Emmelia of Caesarea (Cappadocia, Central Anatolia, Turkey) (died May 30, 375) was born in the fourth century, a period in time when Christianity was becoming more widespread, posing a challenge to the Roman government and its Pagan rule. She was the wife of Basil the Elder and bore nine or ten children, including Basil of Caesarea (born circa 330), Macrina the Younger, Peter of Sebaste, Gregory of Nyssa, and Naucratius.

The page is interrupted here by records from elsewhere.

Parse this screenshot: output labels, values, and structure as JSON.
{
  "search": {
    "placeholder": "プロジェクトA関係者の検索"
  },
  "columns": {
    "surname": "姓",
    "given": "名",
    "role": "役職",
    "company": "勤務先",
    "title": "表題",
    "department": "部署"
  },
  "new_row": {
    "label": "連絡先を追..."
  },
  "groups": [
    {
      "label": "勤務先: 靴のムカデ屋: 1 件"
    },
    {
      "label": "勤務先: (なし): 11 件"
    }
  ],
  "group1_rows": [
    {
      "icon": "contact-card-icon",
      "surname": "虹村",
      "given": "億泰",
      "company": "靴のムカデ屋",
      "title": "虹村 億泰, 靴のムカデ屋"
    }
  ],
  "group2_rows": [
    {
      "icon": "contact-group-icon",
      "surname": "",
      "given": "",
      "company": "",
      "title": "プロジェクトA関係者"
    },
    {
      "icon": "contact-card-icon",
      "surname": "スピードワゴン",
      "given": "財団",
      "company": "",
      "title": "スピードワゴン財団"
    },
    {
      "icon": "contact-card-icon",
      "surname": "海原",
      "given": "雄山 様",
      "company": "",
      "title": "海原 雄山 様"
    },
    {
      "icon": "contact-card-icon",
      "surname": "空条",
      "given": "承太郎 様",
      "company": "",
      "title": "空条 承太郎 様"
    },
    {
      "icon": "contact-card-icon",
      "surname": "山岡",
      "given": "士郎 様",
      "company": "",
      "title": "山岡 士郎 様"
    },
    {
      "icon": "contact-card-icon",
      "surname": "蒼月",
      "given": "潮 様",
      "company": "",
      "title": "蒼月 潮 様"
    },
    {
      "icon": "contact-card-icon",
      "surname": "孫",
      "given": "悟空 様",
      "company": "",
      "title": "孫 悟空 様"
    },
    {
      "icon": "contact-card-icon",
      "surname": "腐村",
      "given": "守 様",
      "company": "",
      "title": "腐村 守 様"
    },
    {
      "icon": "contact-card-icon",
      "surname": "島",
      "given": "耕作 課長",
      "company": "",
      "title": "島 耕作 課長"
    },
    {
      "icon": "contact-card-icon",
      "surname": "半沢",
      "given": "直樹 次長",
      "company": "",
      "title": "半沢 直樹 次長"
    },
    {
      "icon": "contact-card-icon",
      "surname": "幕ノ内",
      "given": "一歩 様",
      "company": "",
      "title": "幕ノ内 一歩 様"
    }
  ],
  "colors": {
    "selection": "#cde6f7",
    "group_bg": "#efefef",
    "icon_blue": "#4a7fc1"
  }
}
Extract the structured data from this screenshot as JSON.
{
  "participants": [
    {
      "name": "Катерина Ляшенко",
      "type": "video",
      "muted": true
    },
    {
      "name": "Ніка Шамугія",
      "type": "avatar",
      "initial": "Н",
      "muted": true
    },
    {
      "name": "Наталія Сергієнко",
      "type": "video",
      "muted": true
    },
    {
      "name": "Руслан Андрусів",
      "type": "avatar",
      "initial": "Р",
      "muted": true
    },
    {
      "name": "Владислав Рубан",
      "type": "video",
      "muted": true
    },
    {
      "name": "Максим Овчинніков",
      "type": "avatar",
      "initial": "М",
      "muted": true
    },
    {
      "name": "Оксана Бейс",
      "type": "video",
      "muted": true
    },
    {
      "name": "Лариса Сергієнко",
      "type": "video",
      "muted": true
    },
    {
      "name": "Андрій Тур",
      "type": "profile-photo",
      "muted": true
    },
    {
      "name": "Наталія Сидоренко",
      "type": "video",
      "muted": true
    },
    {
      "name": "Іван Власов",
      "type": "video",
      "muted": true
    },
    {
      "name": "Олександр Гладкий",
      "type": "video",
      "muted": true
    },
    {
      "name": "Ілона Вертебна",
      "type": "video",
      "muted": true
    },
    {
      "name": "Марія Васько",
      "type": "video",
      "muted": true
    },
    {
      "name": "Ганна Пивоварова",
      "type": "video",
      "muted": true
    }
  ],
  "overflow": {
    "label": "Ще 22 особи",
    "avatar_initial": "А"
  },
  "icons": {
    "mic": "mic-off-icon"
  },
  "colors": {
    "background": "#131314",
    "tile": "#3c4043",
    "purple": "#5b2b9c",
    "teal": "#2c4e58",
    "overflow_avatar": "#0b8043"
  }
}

Emmelia—also known as Emilia or Emily—is venerated as a saint in both the Eastern Orthodox Church and the Roman Catholic Church and is said to have died on May 30, 375. However, she is not the only woman in her family to be venerated as a saint. Both her mother-in-law, Macrina the Elder, as well as her daughters, Macrina the Younger and Theosebia are recognized as saints in the Catholic Church (except for Theosebia) and Eastern Orthodox Church.
Emmelia spent much of her later years living with her eldest daughter, Macrina the Younger. Macrina the Younger had a profound impact on her mother. With her husband no longer around, Emmelia and her daughter lived a life dedicated to Christianity, surrounded by servants whom they treated as equals, at Macrina the Younger's insistence. Their ascetic way of life attracted a following of women which created a convent-like atmosphere, where one was considered rich if she lived a pure and devout Christian life and disregarded the materialistic lure of earthly pleasures and possessions.